> **Your objective**
The entries are to be duplicated exactly, with nothing left out.

Page and application data records
--------

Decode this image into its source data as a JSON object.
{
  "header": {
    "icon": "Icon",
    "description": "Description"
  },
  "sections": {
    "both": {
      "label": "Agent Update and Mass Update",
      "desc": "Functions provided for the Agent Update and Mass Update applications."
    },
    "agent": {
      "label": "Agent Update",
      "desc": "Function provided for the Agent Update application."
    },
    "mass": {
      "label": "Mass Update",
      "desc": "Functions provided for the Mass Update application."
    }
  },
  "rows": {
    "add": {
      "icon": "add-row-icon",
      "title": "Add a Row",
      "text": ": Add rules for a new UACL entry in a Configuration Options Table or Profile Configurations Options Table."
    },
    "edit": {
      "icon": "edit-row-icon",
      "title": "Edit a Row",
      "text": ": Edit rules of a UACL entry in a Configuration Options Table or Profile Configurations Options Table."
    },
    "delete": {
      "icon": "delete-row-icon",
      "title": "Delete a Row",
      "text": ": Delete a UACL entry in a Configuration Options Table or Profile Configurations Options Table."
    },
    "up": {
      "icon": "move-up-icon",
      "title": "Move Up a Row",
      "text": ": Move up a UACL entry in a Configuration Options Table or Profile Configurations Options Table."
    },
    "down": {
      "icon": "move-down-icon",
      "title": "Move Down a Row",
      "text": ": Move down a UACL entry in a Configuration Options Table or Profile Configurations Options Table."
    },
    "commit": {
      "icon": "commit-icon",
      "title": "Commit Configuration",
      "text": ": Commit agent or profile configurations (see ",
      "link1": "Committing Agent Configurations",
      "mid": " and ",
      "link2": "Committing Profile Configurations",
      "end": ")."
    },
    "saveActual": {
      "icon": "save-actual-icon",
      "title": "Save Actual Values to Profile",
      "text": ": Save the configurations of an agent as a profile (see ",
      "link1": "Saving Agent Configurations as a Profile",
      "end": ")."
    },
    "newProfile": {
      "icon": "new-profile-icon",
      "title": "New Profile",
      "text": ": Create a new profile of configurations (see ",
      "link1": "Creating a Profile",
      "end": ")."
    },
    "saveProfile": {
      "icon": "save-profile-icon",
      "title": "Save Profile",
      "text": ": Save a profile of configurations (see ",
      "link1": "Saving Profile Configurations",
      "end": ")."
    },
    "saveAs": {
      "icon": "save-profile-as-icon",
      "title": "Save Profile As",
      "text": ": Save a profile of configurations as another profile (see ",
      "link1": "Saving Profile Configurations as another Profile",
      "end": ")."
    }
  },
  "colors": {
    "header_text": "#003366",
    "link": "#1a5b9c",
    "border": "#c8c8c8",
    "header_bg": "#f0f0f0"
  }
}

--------

> **Response to this exercise**
Decode this image into its source data as a JSON object.
{
  "header": {
    "icon": "Icon",
    "description": "Description"
  },
  "sections": {
    "both": {
      "label": "Agent Update and Mass Update",
      "desc": "Functions provided for the Agent Update and Mass Update applications."
    },
    "agent": {
      "label": "Agent Update",
      "desc": "Function provided for the Agent Update application."
    },
    "mass": {
      "label": "Mass Update",
      "desc": "Functions provided for the Mass Update application."
    }
  },
  "rows": {
    "add": {
      "icon": "add-row-icon",
      "title": "Add a Row",
      "text": ": Add rules for a new UACL entry in a Configuration Options Table or Profile Configurations Options Table."
    },
    "edit": {
      "icon": "edit-row-icon",
      "title": "Edit a Row",
      "text": ": Edit rules of a UACL entry in a Configuration Options Table or Profile Configurations Options Table."
    },
    "delete": {
      "icon": "delete-row-icon",
      "title": "Delete a Row",
      "text": ": Delete a UACL entry in a Configuration Options Table or Profile Configurations Options Table."
    },
    "up": {
      "icon": "move-up-icon",
      "title": "Move Up a Row",
      "text": ": Move up a UACL entry in a Configuration Options Table or Profile Configurations Options Table."
    },
    "down": {
      "icon": "move-down-icon",
      "title": "Move Down a Row",
      "text": ": Move down a UACL entry in a Configuration Options Table or Profile Configurations Options Table."
    },
    "commit": {
      "icon": "commit-icon",
      "title": "Commit Configuration",
      "text": ": Commit agent or profile configurations (see ",
      "link1": "Committing Agent Configurations",
      "mid": " and ",
      "link2": "Committing Profile Configurations",
      "end": ")."
    },
    "saveActual": {
      "icon": "save-actual-icon",
      "title": "Save Actual Values to Profile",
      "text": ": Save the configurations of an agent as a profile (see ",
      "link1": "Saving Agent Configurations as a Profile",
      "end": ")."
    },
    "newProfile": {
      "icon": "new-profile-icon",
      "title": "New Profile",
      "text": ": Create a new profile of configurations (see ",
      "link1": "Creating a Profile",
      "end": ")."
    },
    "saveProfile": {
      "icon": "save-profile-icon",
      "title": "Save Profile",
      "text": ": Save a profile of configurations (see ",
      "link1": "Saving Profile Configurations",
      "end": ")."
    },
    "saveAs": {
      "icon": "save-profile-as-icon",
      "title": "Save Profile As",
      "text": ": Save a profile of configurations as another profile (see ",
      "link1": "Saving Profile Configurations as another Profile",
      "end": ")."
    }
  },
  "colors": {
    "header_text": "#003366",
    "link": "#1a5b9c",
    "border": "#c8c8c8",
    "header_bg": "#f0f0f0"
  }
}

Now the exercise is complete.